> **Instructions for the task**
Go through the listing below. Copy each line that has the string "ssid".
-- Exercise data follows --
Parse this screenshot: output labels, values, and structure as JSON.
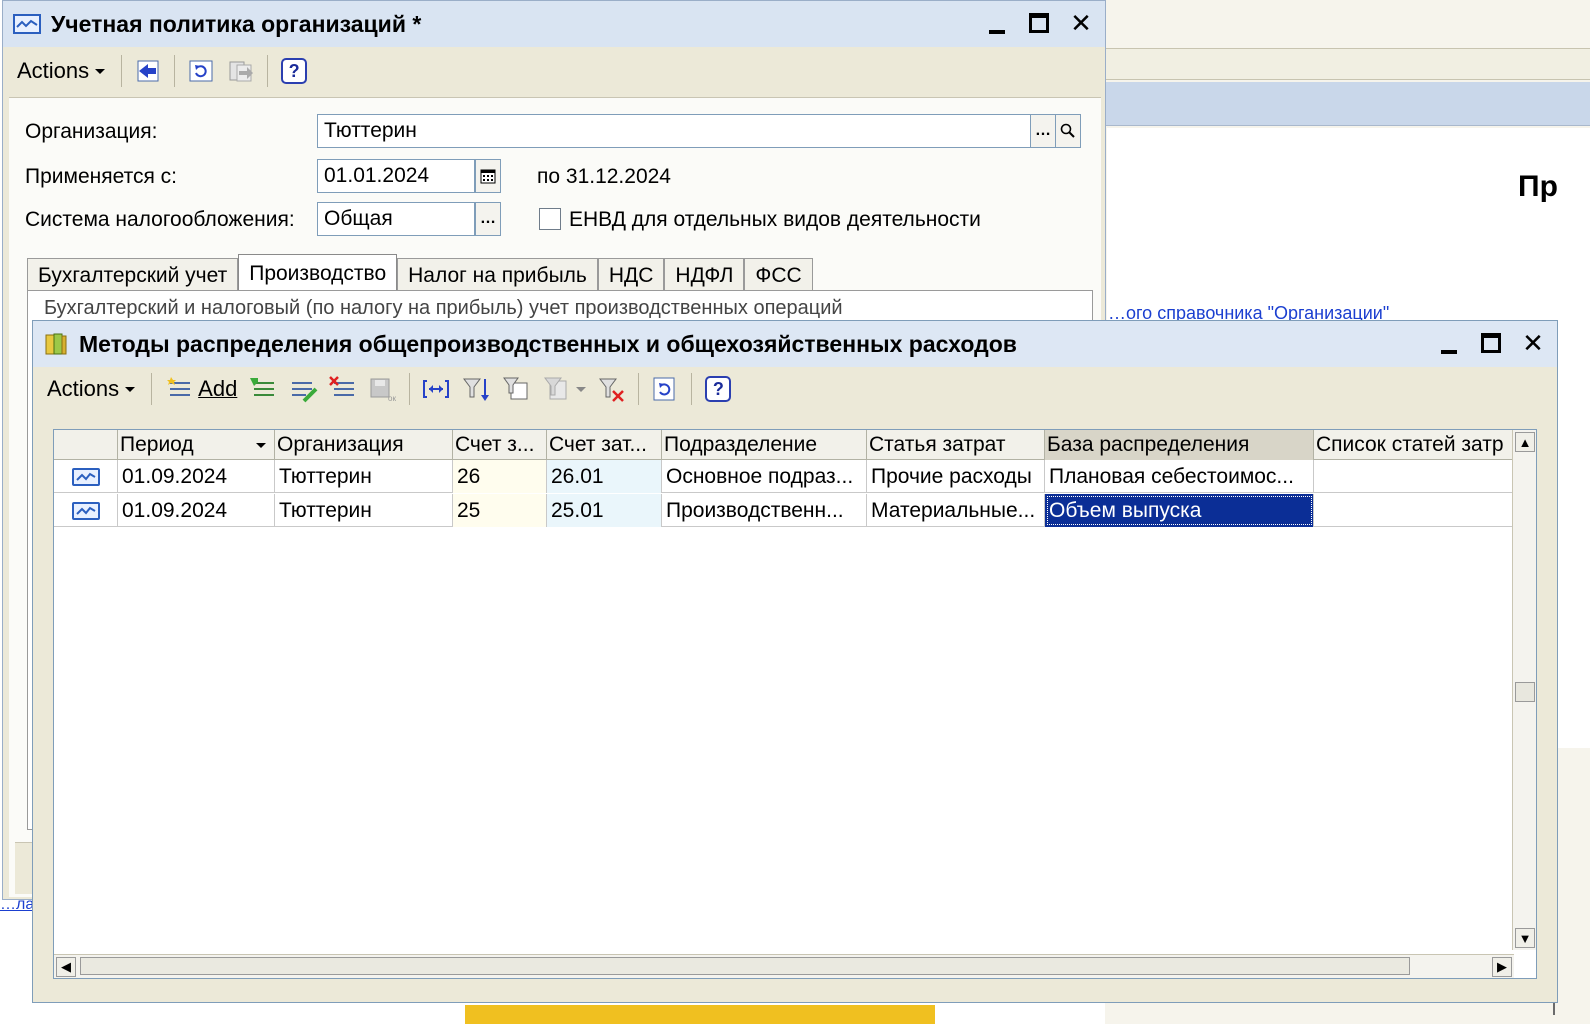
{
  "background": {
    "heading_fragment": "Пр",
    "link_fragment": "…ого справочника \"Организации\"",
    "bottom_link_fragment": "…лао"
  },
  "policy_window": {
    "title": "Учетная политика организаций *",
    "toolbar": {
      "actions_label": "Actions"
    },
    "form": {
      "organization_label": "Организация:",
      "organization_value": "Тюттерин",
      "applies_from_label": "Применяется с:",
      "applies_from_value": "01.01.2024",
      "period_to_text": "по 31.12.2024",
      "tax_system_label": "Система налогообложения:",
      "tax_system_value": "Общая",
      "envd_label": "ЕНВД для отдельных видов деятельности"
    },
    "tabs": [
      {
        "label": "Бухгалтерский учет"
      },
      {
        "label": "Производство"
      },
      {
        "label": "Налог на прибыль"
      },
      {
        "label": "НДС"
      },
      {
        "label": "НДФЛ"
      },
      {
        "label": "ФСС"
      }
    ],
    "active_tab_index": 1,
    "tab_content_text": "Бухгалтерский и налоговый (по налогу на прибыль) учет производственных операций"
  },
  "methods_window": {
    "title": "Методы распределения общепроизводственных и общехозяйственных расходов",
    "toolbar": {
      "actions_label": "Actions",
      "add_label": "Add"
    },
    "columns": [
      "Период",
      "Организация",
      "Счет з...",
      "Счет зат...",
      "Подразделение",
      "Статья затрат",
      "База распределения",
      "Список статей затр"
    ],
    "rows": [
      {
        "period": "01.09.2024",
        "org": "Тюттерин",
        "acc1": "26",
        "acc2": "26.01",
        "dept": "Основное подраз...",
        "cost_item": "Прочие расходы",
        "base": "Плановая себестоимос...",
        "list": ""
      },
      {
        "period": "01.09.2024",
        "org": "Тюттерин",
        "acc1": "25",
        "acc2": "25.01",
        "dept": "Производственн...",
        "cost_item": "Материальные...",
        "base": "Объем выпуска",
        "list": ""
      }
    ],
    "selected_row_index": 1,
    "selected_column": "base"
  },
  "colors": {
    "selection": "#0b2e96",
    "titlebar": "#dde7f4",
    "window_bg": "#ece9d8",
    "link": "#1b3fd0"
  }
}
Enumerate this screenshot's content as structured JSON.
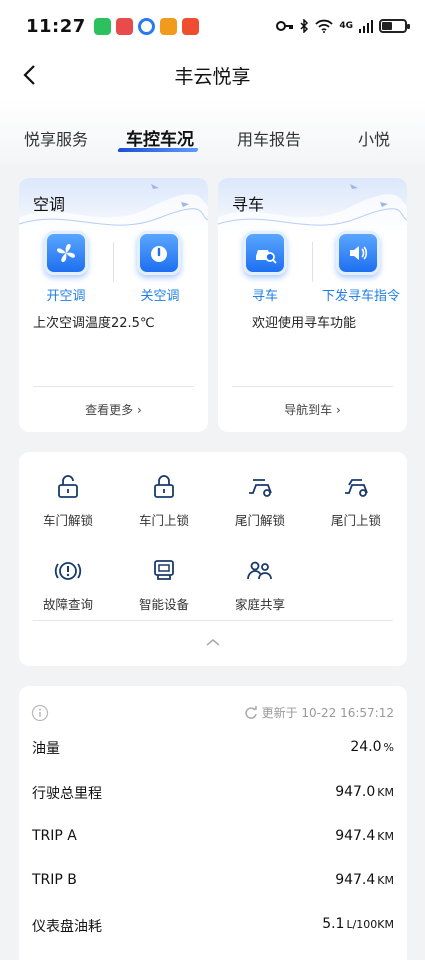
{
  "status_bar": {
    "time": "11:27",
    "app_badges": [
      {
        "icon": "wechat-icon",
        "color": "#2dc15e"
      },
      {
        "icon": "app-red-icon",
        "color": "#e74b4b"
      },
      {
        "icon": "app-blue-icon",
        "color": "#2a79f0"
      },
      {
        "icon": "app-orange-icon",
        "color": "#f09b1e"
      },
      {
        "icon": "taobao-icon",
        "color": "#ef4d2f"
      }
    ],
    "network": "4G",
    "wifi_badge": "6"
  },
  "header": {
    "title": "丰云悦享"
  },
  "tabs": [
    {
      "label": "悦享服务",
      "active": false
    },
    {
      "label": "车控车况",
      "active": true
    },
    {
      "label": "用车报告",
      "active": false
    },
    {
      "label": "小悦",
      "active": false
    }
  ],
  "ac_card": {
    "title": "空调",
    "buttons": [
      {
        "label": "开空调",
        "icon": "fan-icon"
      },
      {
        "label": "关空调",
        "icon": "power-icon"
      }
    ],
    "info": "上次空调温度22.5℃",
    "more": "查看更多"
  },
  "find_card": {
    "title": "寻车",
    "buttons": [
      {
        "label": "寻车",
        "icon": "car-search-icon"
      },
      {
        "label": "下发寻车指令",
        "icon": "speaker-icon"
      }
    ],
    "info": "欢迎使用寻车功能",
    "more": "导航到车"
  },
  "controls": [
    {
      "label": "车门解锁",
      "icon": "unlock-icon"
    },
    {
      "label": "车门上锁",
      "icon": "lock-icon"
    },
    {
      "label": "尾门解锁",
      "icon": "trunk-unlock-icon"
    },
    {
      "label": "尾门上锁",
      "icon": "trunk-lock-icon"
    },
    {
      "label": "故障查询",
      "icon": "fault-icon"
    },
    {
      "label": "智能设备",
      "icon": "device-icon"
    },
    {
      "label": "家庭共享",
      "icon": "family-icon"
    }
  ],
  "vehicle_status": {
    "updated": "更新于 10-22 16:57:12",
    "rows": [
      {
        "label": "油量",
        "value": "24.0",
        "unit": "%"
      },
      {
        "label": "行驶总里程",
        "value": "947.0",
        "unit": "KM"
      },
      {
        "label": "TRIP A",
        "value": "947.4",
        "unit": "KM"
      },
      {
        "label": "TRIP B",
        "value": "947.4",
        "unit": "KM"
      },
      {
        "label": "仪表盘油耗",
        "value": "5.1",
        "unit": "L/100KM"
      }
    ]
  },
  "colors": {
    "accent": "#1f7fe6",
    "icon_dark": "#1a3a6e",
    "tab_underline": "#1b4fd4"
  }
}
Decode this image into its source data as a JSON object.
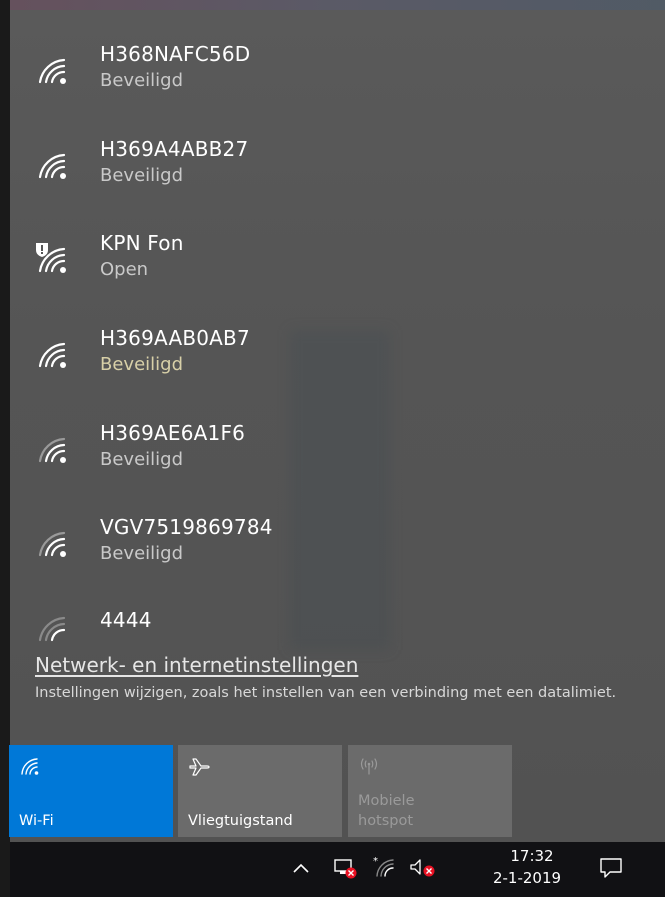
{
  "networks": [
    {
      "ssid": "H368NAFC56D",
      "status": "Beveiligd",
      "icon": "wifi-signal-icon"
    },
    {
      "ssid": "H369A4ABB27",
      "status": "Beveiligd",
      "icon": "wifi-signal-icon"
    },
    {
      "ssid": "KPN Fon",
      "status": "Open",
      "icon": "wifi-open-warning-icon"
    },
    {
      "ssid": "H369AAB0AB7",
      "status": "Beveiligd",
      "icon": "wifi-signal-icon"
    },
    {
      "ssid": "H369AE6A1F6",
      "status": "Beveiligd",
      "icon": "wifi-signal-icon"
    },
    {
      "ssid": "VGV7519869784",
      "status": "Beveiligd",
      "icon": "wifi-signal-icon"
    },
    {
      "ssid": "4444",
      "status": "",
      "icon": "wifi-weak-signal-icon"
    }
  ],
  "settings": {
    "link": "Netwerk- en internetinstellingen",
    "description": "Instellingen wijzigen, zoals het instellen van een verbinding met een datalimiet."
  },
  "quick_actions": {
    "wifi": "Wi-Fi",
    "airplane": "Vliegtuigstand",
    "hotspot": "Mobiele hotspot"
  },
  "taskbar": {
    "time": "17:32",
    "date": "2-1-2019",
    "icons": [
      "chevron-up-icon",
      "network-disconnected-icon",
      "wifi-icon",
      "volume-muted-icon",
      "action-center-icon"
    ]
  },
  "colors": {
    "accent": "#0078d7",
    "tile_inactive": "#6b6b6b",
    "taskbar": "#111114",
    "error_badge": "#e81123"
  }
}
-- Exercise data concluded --
> **Response box**
      "ssid": "H368NAFC56D",
      "ssid": "H369A4ABB27",
      "ssid": "KPN Fon",
      "ssid": "H369AAB0AB7",
      "ssid": "H369AE6A1F6",
      "ssid": "VGV7519869784",
      "ssid": "4444",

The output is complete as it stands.